> Task requirements: Starting at the top line, print the entries below exactly as they are and skip every picture.

───── Exercise materials

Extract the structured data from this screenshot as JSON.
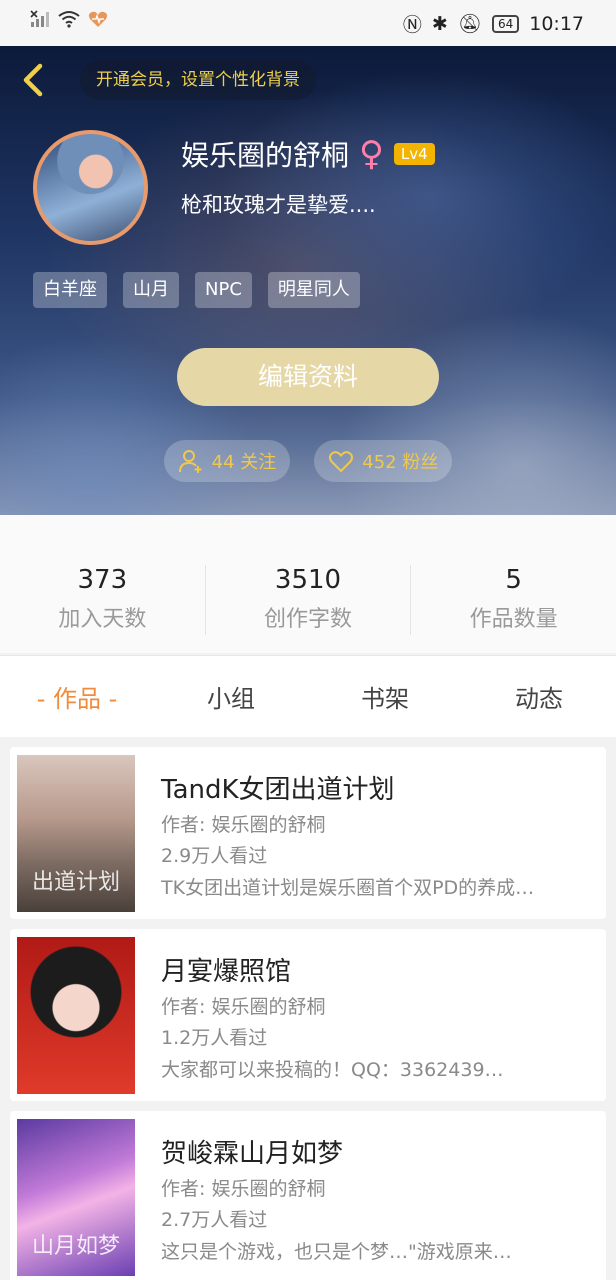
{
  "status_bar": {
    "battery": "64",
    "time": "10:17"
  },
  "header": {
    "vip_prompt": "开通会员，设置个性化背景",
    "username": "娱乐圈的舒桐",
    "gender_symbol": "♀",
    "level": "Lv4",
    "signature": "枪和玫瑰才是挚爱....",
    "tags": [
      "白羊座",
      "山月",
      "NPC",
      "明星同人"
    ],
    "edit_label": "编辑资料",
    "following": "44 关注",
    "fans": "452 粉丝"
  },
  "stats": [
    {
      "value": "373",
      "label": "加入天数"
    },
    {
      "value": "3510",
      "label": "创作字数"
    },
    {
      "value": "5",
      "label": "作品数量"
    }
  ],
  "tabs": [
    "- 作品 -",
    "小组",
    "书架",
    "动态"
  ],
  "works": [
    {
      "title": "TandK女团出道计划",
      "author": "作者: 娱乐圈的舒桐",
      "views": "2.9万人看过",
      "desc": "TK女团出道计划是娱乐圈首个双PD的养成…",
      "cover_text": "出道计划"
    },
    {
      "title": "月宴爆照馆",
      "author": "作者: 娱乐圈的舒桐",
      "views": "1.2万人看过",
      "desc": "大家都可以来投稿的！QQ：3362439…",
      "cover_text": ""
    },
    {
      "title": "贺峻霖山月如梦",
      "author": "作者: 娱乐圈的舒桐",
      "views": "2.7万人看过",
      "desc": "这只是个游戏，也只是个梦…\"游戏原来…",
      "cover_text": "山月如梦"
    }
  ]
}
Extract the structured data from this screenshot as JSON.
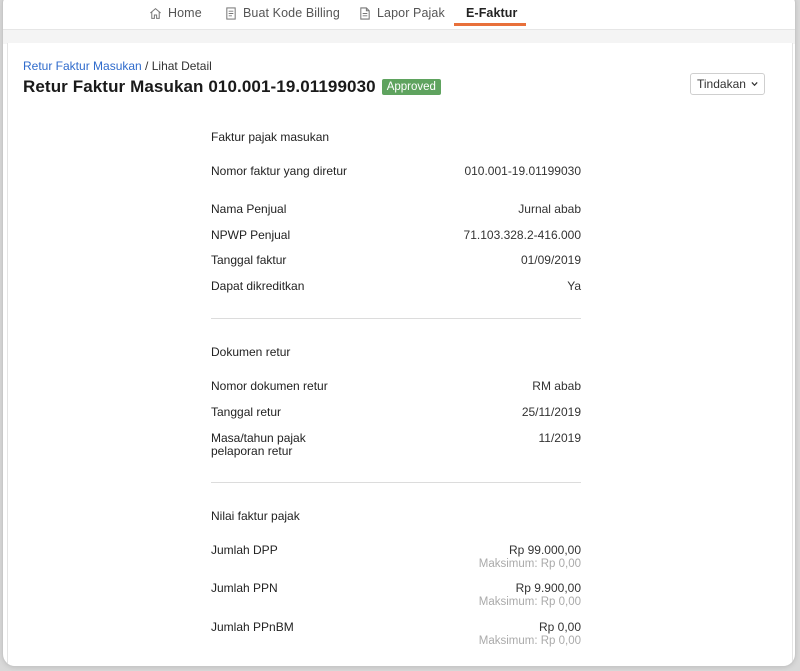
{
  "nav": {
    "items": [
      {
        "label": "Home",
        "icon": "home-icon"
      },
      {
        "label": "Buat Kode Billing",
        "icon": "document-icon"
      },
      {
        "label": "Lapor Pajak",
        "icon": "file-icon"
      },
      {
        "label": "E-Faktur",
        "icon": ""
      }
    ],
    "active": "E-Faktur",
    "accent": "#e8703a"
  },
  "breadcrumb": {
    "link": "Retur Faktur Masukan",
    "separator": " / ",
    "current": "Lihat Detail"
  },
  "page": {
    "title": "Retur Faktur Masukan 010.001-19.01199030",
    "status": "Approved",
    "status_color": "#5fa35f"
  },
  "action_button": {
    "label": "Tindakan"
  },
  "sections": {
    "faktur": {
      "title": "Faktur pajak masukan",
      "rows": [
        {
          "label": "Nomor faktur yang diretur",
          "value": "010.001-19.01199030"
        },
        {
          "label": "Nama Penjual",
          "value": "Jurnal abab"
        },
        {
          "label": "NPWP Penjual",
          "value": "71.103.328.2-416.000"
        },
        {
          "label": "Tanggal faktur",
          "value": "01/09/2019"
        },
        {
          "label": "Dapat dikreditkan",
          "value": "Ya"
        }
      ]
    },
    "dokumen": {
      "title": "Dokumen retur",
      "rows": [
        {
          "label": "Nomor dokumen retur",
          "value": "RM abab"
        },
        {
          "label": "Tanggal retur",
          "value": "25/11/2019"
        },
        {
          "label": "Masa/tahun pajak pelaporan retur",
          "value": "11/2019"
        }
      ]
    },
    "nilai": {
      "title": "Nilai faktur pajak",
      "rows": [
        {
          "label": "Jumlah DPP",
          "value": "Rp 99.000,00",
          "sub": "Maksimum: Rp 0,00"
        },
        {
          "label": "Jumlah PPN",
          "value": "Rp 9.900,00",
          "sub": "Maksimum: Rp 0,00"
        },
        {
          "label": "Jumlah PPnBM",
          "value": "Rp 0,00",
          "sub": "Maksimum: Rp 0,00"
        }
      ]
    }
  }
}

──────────

> Answer for this exercise:
Extract the structured data from this screenshot as JSON.
{
  "status_bar": {
    "battery": "64",
    "time": "10:17"
  },
  "header": {
    "vip_prompt": "开通会员，设置个性化背景",
    "username": "娱乐圈的舒桐",
    "gender_symbol": "♀",
    "level": "Lv4",
    "signature": "枪和玫瑰才是挚爱....",
    "tags": [
      "白羊座",
      "山月",
      "NPC",
      "明星同人"
    ],
    "edit_label": "编辑资料",
    "following": "44 关注",
    "fans": "452 粉丝"
  },
  "stats": [
    {
      "value": "373",
      "label": "加入天数"
    },
    {
      "value": "3510",
      "label": "创作字数"
    },
    {
      "value": "5",
      "label": "作品数量"
    }
  ],
  "tabs": [
    "- 作品 -",
    "小组",
    "书架",
    "动态"
  ],
  "works": [
    {
      "title": "TandK女团出道计划",
      "author": "作者: 娱乐圈的舒桐",
      "views": "2.9万人看过",
      "desc": "TK女团出道计划是娱乐圈首个双PD的养成…",
      "cover_text": "出道计划"
    },
    {
      "title": "月宴爆照馆",
      "author": "作者: 娱乐圈的舒桐",
      "views": "1.2万人看过",
      "desc": "大家都可以来投稿的！QQ：3362439…",
      "cover_text": ""
    },
    {
      "title": "贺峻霖山月如梦",
      "author": "作者: 娱乐圈的舒桐",
      "views": "2.7万人看过",
      "desc": "这只是个游戏，也只是个梦…\"游戏原来…",
      "cover_text": "山月如梦"
    }
  ]
}
Extract the structured data from this screenshot as JSON.
{
  "nav": {
    "items": [
      {
        "label": "Home",
        "icon": "home-icon"
      },
      {
        "label": "Buat Kode Billing",
        "icon": "document-icon"
      },
      {
        "label": "Lapor Pajak",
        "icon": "file-icon"
      },
      {
        "label": "E-Faktur",
        "icon": ""
      }
    ],
    "active": "E-Faktur",
    "accent": "#e8703a"
  },
  "breadcrumb": {
    "link": "Retur Faktur Masukan",
    "separator": " / ",
    "current": "Lihat Detail"
  },
  "page": {
    "title": "Retur Faktur Masukan 010.001-19.01199030",
    "status": "Approved",
    "status_color": "#5fa35f"
  },
  "action_button": {
    "label": "Tindakan"
  },
  "sections": {
    "faktur": {
      "title": "Faktur pajak masukan",
      "rows": [
        {
          "label": "Nomor faktur yang diretur",
          "value": "010.001-19.01199030"
        },
        {
          "label": "Nama Penjual",
          "value": "Jurnal abab"
        },
        {
          "label": "NPWP Penjual",
          "value": "71.103.328.2-416.000"
        },
        {
          "label": "Tanggal faktur",
          "value": "01/09/2019"
        },
        {
          "label": "Dapat dikreditkan",
          "value": "Ya"
        }
      ]
    },
    "dokumen": {
      "title": "Dokumen retur",
      "rows": [
        {
          "label": "Nomor dokumen retur",
          "value": "RM abab"
        },
        {
          "label": "Tanggal retur",
          "value": "25/11/2019"
        },
        {
          "label": "Masa/tahun pajak pelaporan retur",
          "value": "11/2019"
        }
      ]
    },
    "nilai": {
      "title": "Nilai faktur pajak",
      "rows": [
        {
          "label": "Jumlah DPP",
          "value": "Rp 99.000,00",
          "sub": "Maksimum: Rp 0,00"
        },
        {
          "label": "Jumlah PPN",
          "value": "Rp 9.900,00",
          "sub": "Maksimum: Rp 0,00"
        },
        {
          "label": "Jumlah PPnBM",
          "value": "Rp 0,00",
          "sub": "Maksimum: Rp 0,00"
        }
      ]
    }
  }
}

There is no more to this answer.